"We have challenged ourselves to pursue change that will provide utility to Americans far beyond our tenure here," Kushner said in a rare public speech at the start of the meeting. "Together, we have set ambitious goals and empowered interagency teams to tackle our objectives. It’s working, and it’s very exciting."
Kushner said the U.S. government collectively operates 6,100 data centers that can be consolidated and shifted to the cloud — "something a lot of you know a lot about," he told the assembled executives — and bemoaned the state of aging federal systems, noting that the Defense Department "still uses eight-inch floppy disks on some of its legacy systems." He also talked about how the government requires a six-month review process to approve any changes to a federal website, and said many of the Department of Veterans Affairs’ forms aren’t accessible by modern browsers.
Those attending including Apple CEO Tim Cook, Microsoft CEO Satya Nadella, IBM CEO Ginni Rometty and Eric Schmidt, the executive chairman of Google’s parent company Alphabet. Also on the list are Amazon CEO Jeff Bezos, Oracle CEO Safra Catz, Intel CEO Brian Krzanich, Qualcomm CEO Steven Mollenkopf, Adobe CEO Shantanu Narayen and Palantir CEO Alex Karp. They will be joined by Peter Thiel, the billionaire investor and Trump adviser, and John Doerr of venture capital firm Kleiner Perkins Caufield & Byers.
Notably absent from Monday’s meeting is Facebook. The company’s chief operating officer, Sheryl Sandberg, had joined other tech executives in a December, post-election meeting with Trump in New York, but the social network said Monday its executives had longstanding scheduling conflicts.
Cisco had earlier told POLITICO that its CEO, Chuck Robbins, would be participating in the event, but after his name was missing from the White House list, a spokeswoman explained that "Chuck is no longer able to attend due to a [scheduling] conflict."
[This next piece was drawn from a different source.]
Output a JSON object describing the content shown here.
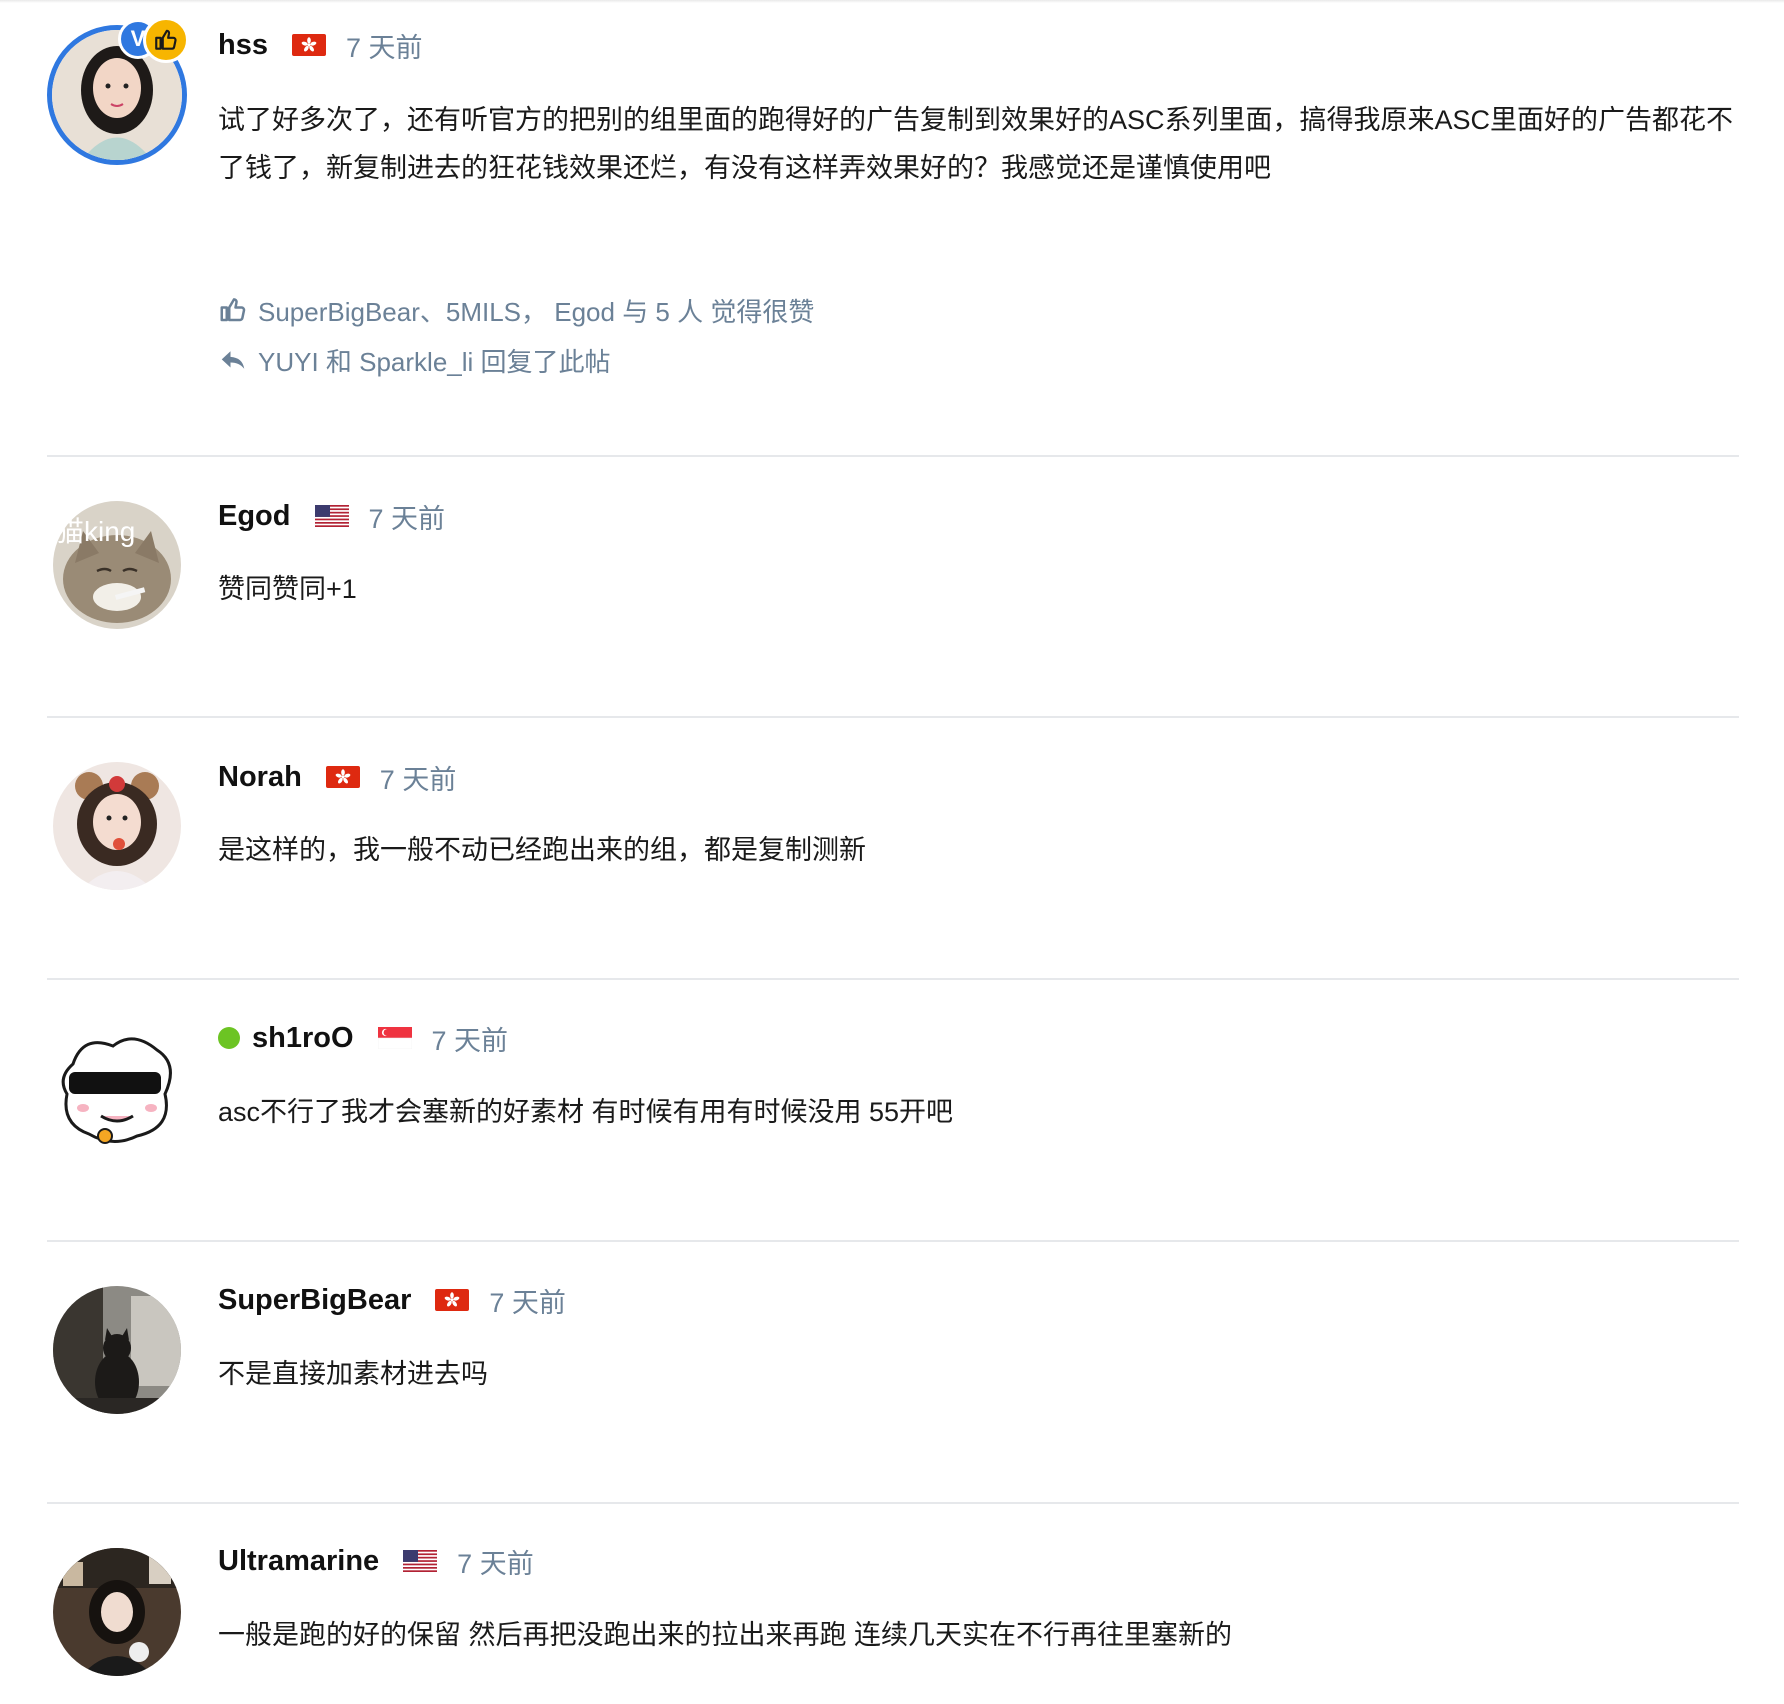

The tech leaders were given a detailed briefing memo to prepare for Monday’s sessions, complete with questions to contemplate in advance, such as, "How have you created a culture of user- or service-first?" and "What lessons have you learned in modernizing legacy systems?" They were also asked by the White House to bring a "plus-one" from their companies with expertise on the topics to be addressed during the day’s meetings.
If the government gets better at buying modern technology, the companies could bolster their position in a lucrative federal market. Google, for example, is already an email service provider for some federal agencies, and the White House itself, under President Barack Obama, explored using Facebook to communicate with citizens.
Still, the gathering exacerbates a tension that has existed for tech industry leaders since Trump was elected. They are caught between the desire to stay engaged with the Trump administration on issues that matter to their bottom line and the risk of a backlash from their liberal-leaning West coast tech workers as well as customers angered over Trump’s climate policy and his travel ban that sought to deny visas to citizens of six majority-Muslim countries.
Upgrading federal IT systems was a focus of the Obama White House, too, at least in the wake of the failure of the HealthCare.gov website in 2013. After that, President Obama created the U.S. Digital Service to attract tech sector experts to federal jobs revamping the government’s online services.
Trump White House officials argue that IT modernization efforts could help the government cut down on wasteful spending and curb fraud, potentially saving what they estimate as $1 trillion over the next 10 years. That finding echoes the conclusions of a report released this year by the Technology CEO Council, whose membership includes several of the executives slated to take part in the White House meeting Monday.